The Public Art Committee – and the City of Evanston – has done a laudable job in the field of public art. The pieces selected are good art and most are appropriately placed. They are not uniform in style or even in level of excellence, but all are good and enrich their surrounds. While some art is placed inside locations such as the Main Library and some schools, in this article I will comment on those located outdoors.

The most recent work is “Conversations: Here and Now” by Indira Freitas Johnson, located in the northwest corner of Raymond Park, 1489 Chicago Ave. It is a circle of charming bronze chairs on which you can actually sit. This piece has an interesting history. It was one of the final five pieces when the art was selected for the corner of Sherman Avenue and Davis Street.

While enthusiastically supported, the concern was that it would not be a good choice for that busy corner. The sculpture came to be through the generosity of the family of Isabel MacLean, a long-time Evanstonian and celebrated artist.

 Within walking distance is the powerful “The Sea of the Ear-Ring ’07,” with a red-painted steel ring that floats gently up and down, located at the northwest corner of Sherman and Davis. The sculptor is Takashi Soga, who resides on the east coast.

In the category of powerful, is the stainless steel “Bookends” by the renowned sculptor Richard Hunt. The pieces are unfortunately located near the roof of the Public Library on the west façade, 1703 Orrington Ave. – a poor location, where the power of the work cannot be appreciated. It is time to think of relocating it to where it truly can become “public” art.

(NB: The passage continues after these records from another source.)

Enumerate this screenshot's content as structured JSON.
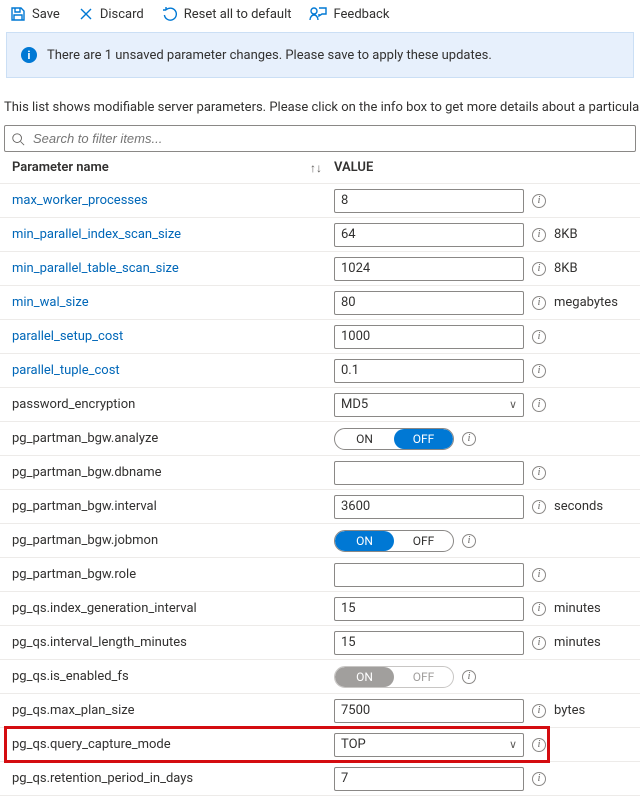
{
  "toolbar": {
    "save": "Save",
    "discard": "Discard",
    "reset": "Reset all to default",
    "feedback": "Feedback"
  },
  "notice": "There are 1 unsaved parameter changes.  Please save to apply these updates.",
  "description": "This list shows modifiable server parameters. Please click on the info box to get more details about a particular",
  "search": {
    "placeholder": "Search to filter items..."
  },
  "columns": {
    "name": "Parameter name",
    "value": "VALUE"
  },
  "rows": [
    {
      "name": "max_worker_processes",
      "link": true,
      "type": "text",
      "value": "8",
      "unit": ""
    },
    {
      "name": "min_parallel_index_scan_size",
      "link": true,
      "type": "text",
      "value": "64",
      "unit": "8KB"
    },
    {
      "name": "min_parallel_table_scan_size",
      "link": true,
      "type": "text",
      "value": "1024",
      "unit": "8KB"
    },
    {
      "name": "min_wal_size",
      "link": true,
      "type": "text",
      "value": "80",
      "unit": "megabytes"
    },
    {
      "name": "parallel_setup_cost",
      "link": true,
      "type": "text",
      "value": "1000",
      "unit": ""
    },
    {
      "name": "parallel_tuple_cost",
      "link": true,
      "type": "text",
      "value": "0.1",
      "unit": ""
    },
    {
      "name": "password_encryption",
      "link": false,
      "type": "select",
      "value": "MD5",
      "unit": ""
    },
    {
      "name": "pg_partman_bgw.analyze",
      "link": false,
      "type": "toggle",
      "value": "OFF",
      "unit": ""
    },
    {
      "name": "pg_partman_bgw.dbname",
      "link": false,
      "type": "text",
      "value": "",
      "unit": ""
    },
    {
      "name": "pg_partman_bgw.interval",
      "link": false,
      "type": "text",
      "value": "3600",
      "unit": "seconds"
    },
    {
      "name": "pg_partman_bgw.jobmon",
      "link": false,
      "type": "toggle",
      "value": "ON",
      "unit": ""
    },
    {
      "name": "pg_partman_bgw.role",
      "link": false,
      "type": "text",
      "value": "",
      "unit": ""
    },
    {
      "name": "pg_qs.index_generation_interval",
      "link": false,
      "type": "text",
      "value": "15",
      "unit": "minutes"
    },
    {
      "name": "pg_qs.interval_length_minutes",
      "link": false,
      "type": "text",
      "value": "15",
      "unit": "minutes"
    },
    {
      "name": "pg_qs.is_enabled_fs",
      "link": false,
      "type": "toggle",
      "value": "ON",
      "unit": "",
      "disabled": true
    },
    {
      "name": "pg_qs.max_plan_size",
      "link": false,
      "type": "text",
      "value": "7500",
      "unit": "bytes"
    },
    {
      "name": "pg_qs.query_capture_mode",
      "link": false,
      "type": "select",
      "value": "TOP",
      "unit": "",
      "highlight": true
    },
    {
      "name": "pg_qs.retention_period_in_days",
      "link": false,
      "type": "text",
      "value": "7",
      "unit": ""
    }
  ],
  "toggle_labels": {
    "on": "ON",
    "off": "OFF"
  }
}
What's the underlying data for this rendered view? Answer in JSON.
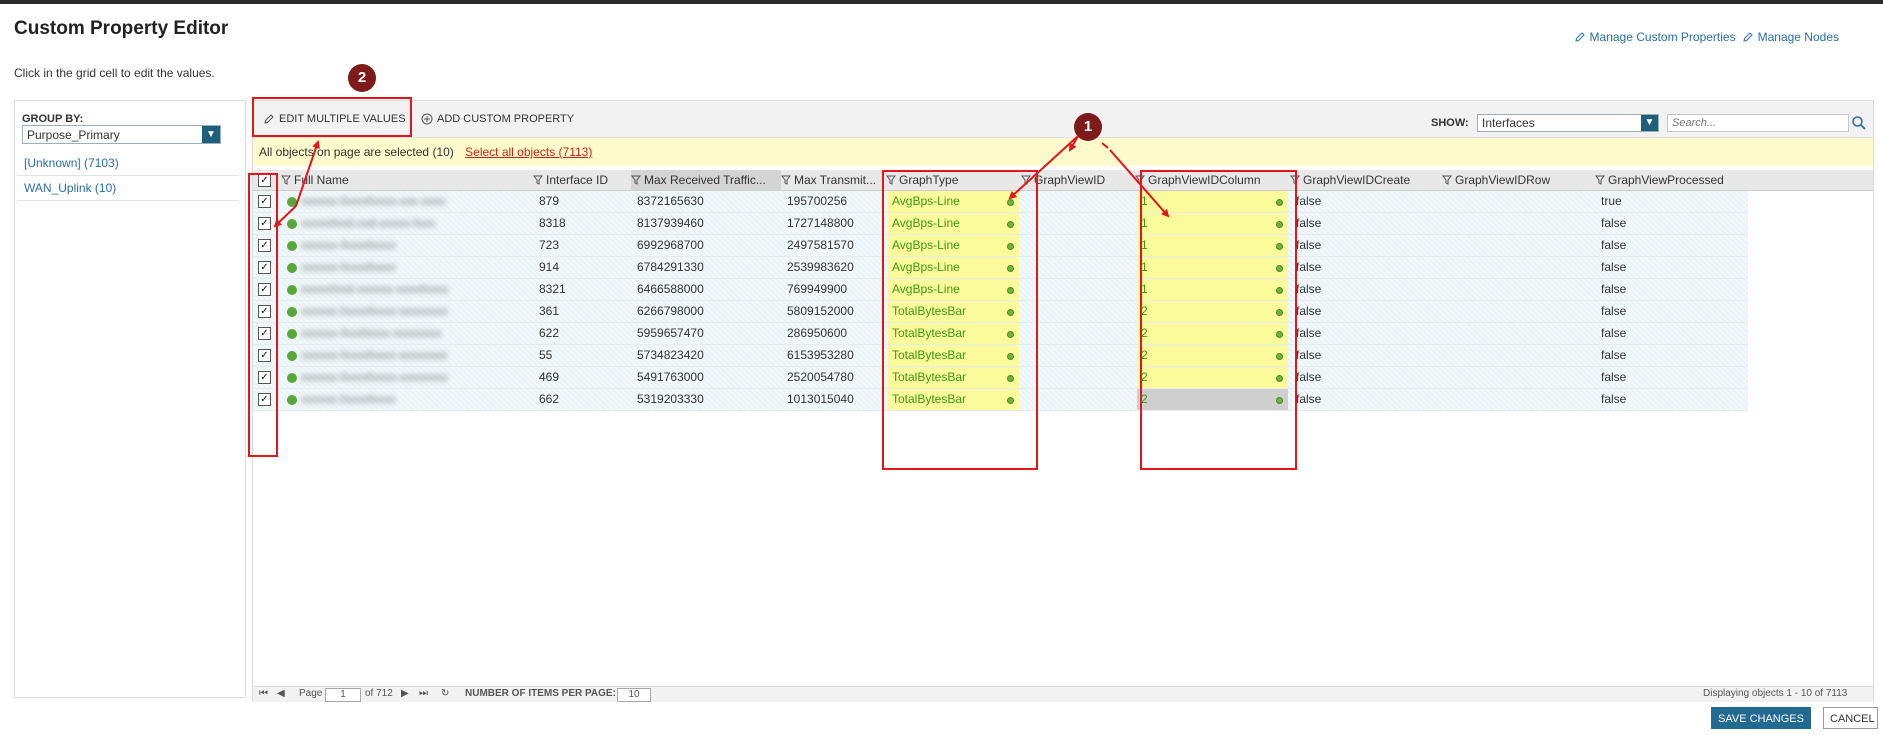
{
  "page": {
    "title": "Custom Property Editor",
    "subtitle": "Click in the grid cell to edit the values.",
    "links": [
      "Manage Custom Properties",
      "Manage Nodes"
    ]
  },
  "group_by": {
    "label": "GROUP BY:",
    "selected": "Purpose_Primary",
    "items": [
      "[Unknown] (7103)",
      "WAN_Uplink (10)"
    ]
  },
  "toolbar": {
    "edit_multiple": "EDIT MULTIPLE VALUES",
    "add_custom": "ADD CUSTOM PROPERTY",
    "show_label": "SHOW:",
    "show_value": "Interfaces",
    "search_placeholder": "Search..."
  },
  "selection": {
    "message": "All objects on page are selected (10)",
    "select_all": "Select all objects (7113)"
  },
  "columns": [
    "Full Name",
    "Interface ID",
    "Max Received Traffic...",
    "Max Transmit...",
    "GraphType",
    "GraphViewID",
    "GraphViewIDColumn",
    "GraphViewIDCreate",
    "GraphViewIDRow",
    "GraphViewProcessed"
  ],
  "rows": [
    {
      "name": "xxxxxx-fxxxxfxxxx-xxx-xxxx",
      "id": "879",
      "rx": "8372165630",
      "tx": "195700256",
      "gt": "AvgBps-Line",
      "gvc": "1",
      "create": "false",
      "processed": "true"
    },
    {
      "name": "xxxxxfxxd-xxd-xxxxx-fxxx",
      "id": "8318",
      "rx": "8137939460",
      "tx": "1727148800",
      "gt": "AvgBps-Line",
      "gvc": "1",
      "create": "false",
      "processed": "false"
    },
    {
      "name": "xxxxxx-fxxxxfxxxx",
      "id": "723",
      "rx": "6992968700",
      "tx": "2497581570",
      "gt": "AvgBps-Line",
      "gvc": "1",
      "create": "false",
      "processed": "false"
    },
    {
      "name": "xxxxxx-fxxxxfxxxx",
      "id": "914",
      "rx": "6784291330",
      "tx": "2539983620",
      "gt": "AvgBps-Line",
      "gvc": "1",
      "create": "false",
      "processed": "false"
    },
    {
      "name": "xxxxxfxxd-xxxxxx-xxxxfxxxx",
      "id": "8321",
      "rx": "6466588000",
      "tx": "769949900",
      "gt": "AvgBps-Line",
      "gvc": "1",
      "create": "false",
      "processed": "false"
    },
    {
      "name": "xxxxxx-fxxxxfxxxx-xxxxxxxx",
      "id": "361",
      "rx": "6266798000",
      "tx": "5809152000",
      "gt": "TotalBytesBar",
      "gvc": "2",
      "create": "false",
      "processed": "false"
    },
    {
      "name": "xxxxxx-fxxxfxxxx-xxxxxxxx",
      "id": "622",
      "rx": "5959657470",
      "tx": "286950600",
      "gt": "TotalBytesBar",
      "gvc": "2",
      "create": "false",
      "processed": "false"
    },
    {
      "name": "xxxxxx-fxxxxfxxxx-xxxxxxxx",
      "id": "55",
      "rx": "5734823420",
      "tx": "6153953280",
      "gt": "TotalBytesBar",
      "gvc": "2",
      "create": "false",
      "processed": "false"
    },
    {
      "name": "xxxxxx-fxxxxfxxxx-xxxxxxxx",
      "id": "469",
      "rx": "5491763000",
      "tx": "2520054780",
      "gt": "TotalBytesBar",
      "gvc": "2",
      "create": "false",
      "processed": "false"
    },
    {
      "name": "xxxxxx-fxxxxfxxxx",
      "id": "662",
      "rx": "5319203330",
      "tx": "1013015040",
      "gt": "TotalBytesBar",
      "gvc": "2",
      "create": "false",
      "processed": "false"
    }
  ],
  "footer": {
    "page_label": "Page",
    "page_value": "1",
    "of_pages": "of 712",
    "items_label": "NUMBER OF ITEMS PER PAGE:",
    "items_value": "10",
    "displaying": "Displaying objects 1 - 10 of 7113"
  },
  "buttons": {
    "save": "SAVE CHANGES",
    "cancel": "CANCEL"
  },
  "annotations": {
    "marker_1": "1",
    "marker_2": "2",
    "color": "#e3161b"
  },
  "colors": {
    "accent": "#216a92",
    "link": "#2a6ea6",
    "highlight": "#fbfb9c",
    "green_text": "#3c9a14"
  }
}
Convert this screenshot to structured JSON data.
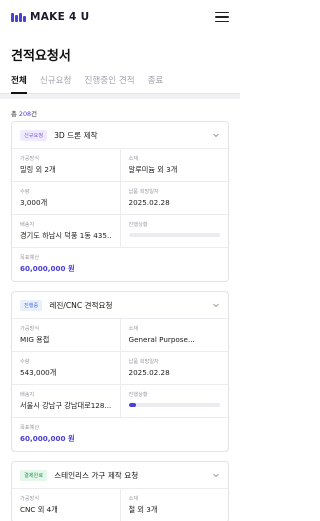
{
  "header": {
    "logo_text": "MAKE 4 U",
    "brand_color": "#4a3fd6"
  },
  "page": {
    "title": "견적요청서"
  },
  "tabs": [
    {
      "label": "전체",
      "active": true
    },
    {
      "label": "신규요청",
      "active": false
    },
    {
      "label": "진행중인 견적",
      "active": false
    },
    {
      "label": "종료",
      "active": false
    }
  ],
  "summary": {
    "prefix": "총 ",
    "count": "208",
    "suffix": "건"
  },
  "labels": {
    "method": "가공방식",
    "material": "소재",
    "quantity": "수량",
    "due": "납품 희망일자",
    "location": "배송지",
    "progress": "진행상황",
    "budget": "목표예산"
  },
  "cards": [
    {
      "badge": "신규요청",
      "title": "3D 드론 제작",
      "method": "밀링 외 2개",
      "material": "알루미늄 외 3개",
      "quantity": "3,000개",
      "due": "2025.02.28",
      "location": "경기도 하남시 덕풍 1동 435...",
      "progress": 0,
      "budget": "60,000,000 원"
    },
    {
      "badge": "진행중",
      "title": "레진/CNC 견적요청",
      "method": "MIG 용접",
      "material": "General Purpose...",
      "quantity": "543,000개",
      "due": "2025.02.28",
      "location": "서울시 강남구 강남대로128...",
      "progress": 0.08,
      "budget": "60,000,000 원"
    },
    {
      "badge": "결제완료",
      "title": "스테인리스 가구 제작 요청",
      "method": "CNC 외 4개",
      "material": "철 외 3개"
    }
  ]
}
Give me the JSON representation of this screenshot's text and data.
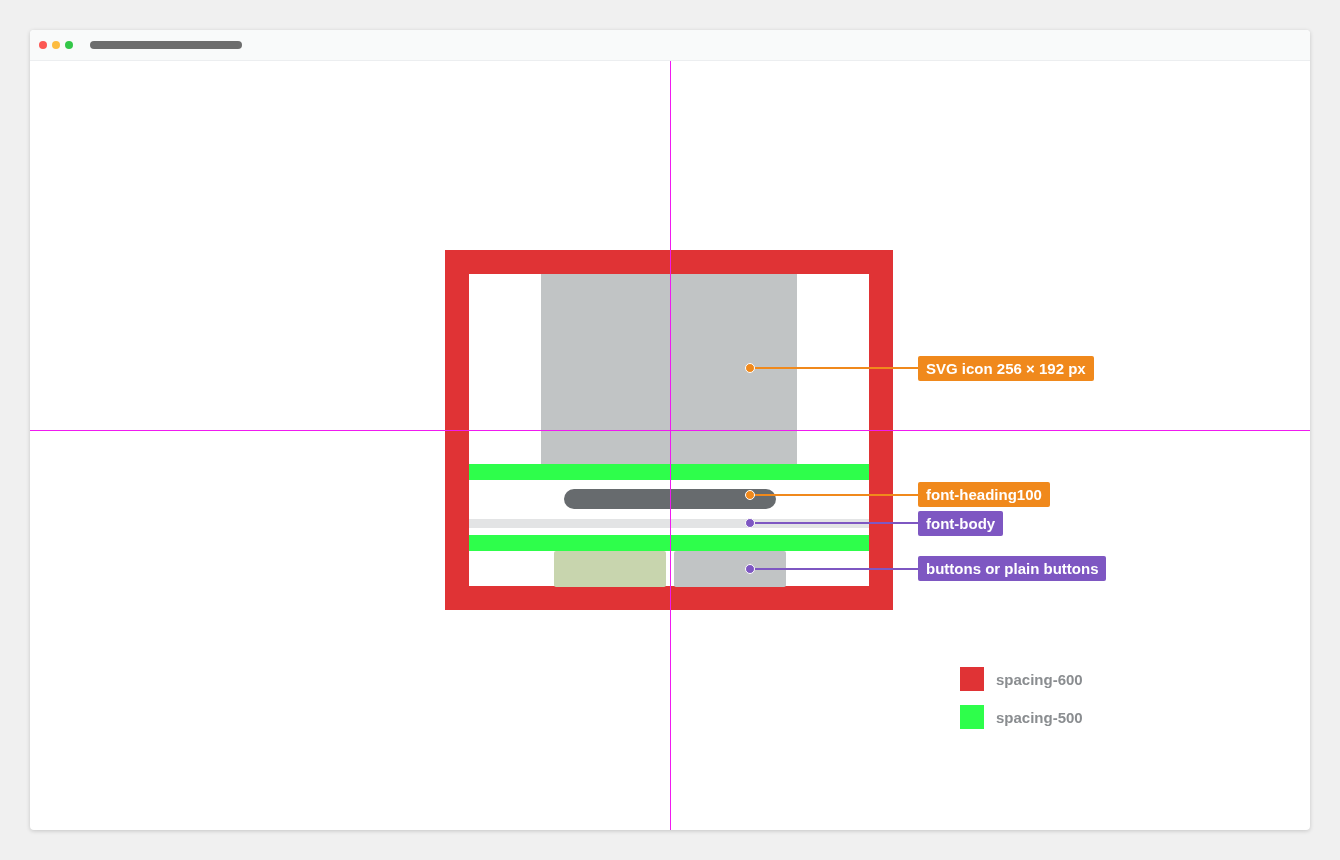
{
  "annotations": [
    {
      "label": "SVG icon 256 × 192 px",
      "color": "#f0891c"
    },
    {
      "label": "font-heading100",
      "color": "#f0891c"
    },
    {
      "label": "font-body",
      "color": "#7e57c2"
    },
    {
      "label": "buttons or plain buttons",
      "color": "#7e57c2"
    }
  ],
  "legend": [
    {
      "label": "spacing-600",
      "color": "#e03335"
    },
    {
      "label": "spacing-500",
      "color": "#2efe4b"
    }
  ]
}
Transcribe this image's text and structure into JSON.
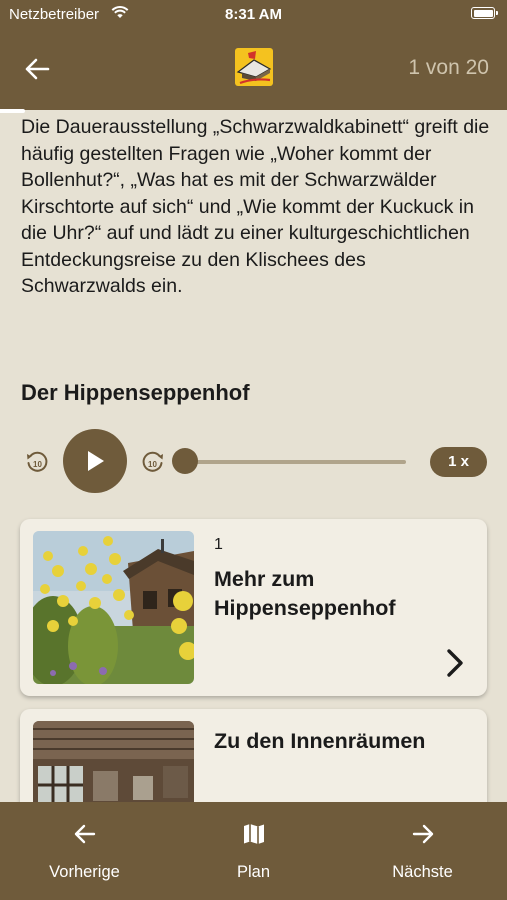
{
  "status_bar": {
    "carrier": "Netzbetreiber",
    "time": "8:31 AM"
  },
  "header": {
    "counter": "1 von 20",
    "progress_fraction": 0.05
  },
  "intro_text": "Die Dauerausstellung „Schwarzwaldkabinett“ greift die häufig gestellten Fragen wie „Woher kommt der Bollenhut?“, „Was hat es mit der Schwarzwälder Kirschtorte auf sich“ und „Wie kommt der Kuckuck in die Uhr?“ auf und lädt zu einer kulturgeschichtlichen Entdeckungsreise zu den Klischees des Schwarzwalds ein.",
  "section_title": "Der Hippenseppenhof",
  "player": {
    "skip_back_seconds": "10",
    "skip_forward_seconds": "10",
    "speed": "1 x",
    "position_fraction": 0.0
  },
  "cards": [
    {
      "number": "1",
      "title": "Mehr zum Hippenseppenhof"
    },
    {
      "number": "",
      "title": "Zu den Innenräumen"
    }
  ],
  "tabbar": {
    "previous": "Vorherige",
    "plan": "Plan",
    "next": "Nächste"
  },
  "colors": {
    "brand_brown": "#6f5b3b",
    "background": "#e6e1d3",
    "card": "#f2eee4"
  }
}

I must admit that my favorite piece is “Silver Wings,” a large stainless steel sculpture by the late Ferdinand Rebechini, donated by his family, which stands in an open grassy area at the intersection of Green Bay Road and McCormick Boulevard.

Public art can enrich fire stations regardless of their architectural style. While the anodized aluminum photo etchings at Fire Station #3 by Adelheid Mers and Patrick McGee, 1105 Central St., are good art, but they are difficult to decipher from the street. “Emitting Waves” by Robert Smart at the recently completed Fire Station #5, 2830 Central St., is powerful and beautifully visible.

The most recent public art on the west wall of the CTA embankment just south of Main Street is my all-time favorite. It is not to be missed. It is a mosaic map of Evanston, colorful, rich and inviting. The piece was funded by the Evanston Public Art Committee’s Community Art Fund and designed by Open Studio Project artist Sonata Kazimeraitiene, with assistance from the Chicago Public Art Group.

There are many more pieces of public art, and anyone interested may pick up a handsome brochure – “Cultural Arts in Evanston” – at the Civic Center, or contact the website www.evanstonartsbuzz.com.

The process of selecting the art is a time-consuming, elaborate method of jumping “hurdles” that tends to ensure quality. After an international call for submissions, the committee – composed of business and lay people, architects and City officials – narrows it down to between three and five finalists, who are invited to present their designs. These are displayed for citizen comments. The final selection is made by the Public Art Committee (a sub-committee of the Evanston Arts Council) of 8-12 members and ratified by the City Council. This is a complex, time-consuming, but very democratic, process. In the interest of full disclosure, I must say that the former co-chair of the Public Art
Committee is my wife, Gerry.

You will notice that two of the pieces listed are donated. Otherwise, how is public art being paid for? First, 1 percent of the cost of any municipal building over $1,000,000 is allocated for public art. This however limits the placement of the art in the vicinity of the building. Consequently, neighborhoods would get no art. As a remedy a partial percentage of capital improvement projects (sewers, streets, lighting, etc.) can be used for art in any part of the City and has enriched the Evanston Art Center, Willard School, murals, etc. If your neighborhood has an idea for public art, talk to your alderman as a way to start.

Amazingly, private development, such as apartment buildings, costing millions of dollars, are neither asked nor required to contribute to the public art fund. Why not? Naturally, we missed a golden opportunity during the boom of the past ten years. I hope we shall be smarter when it starts again.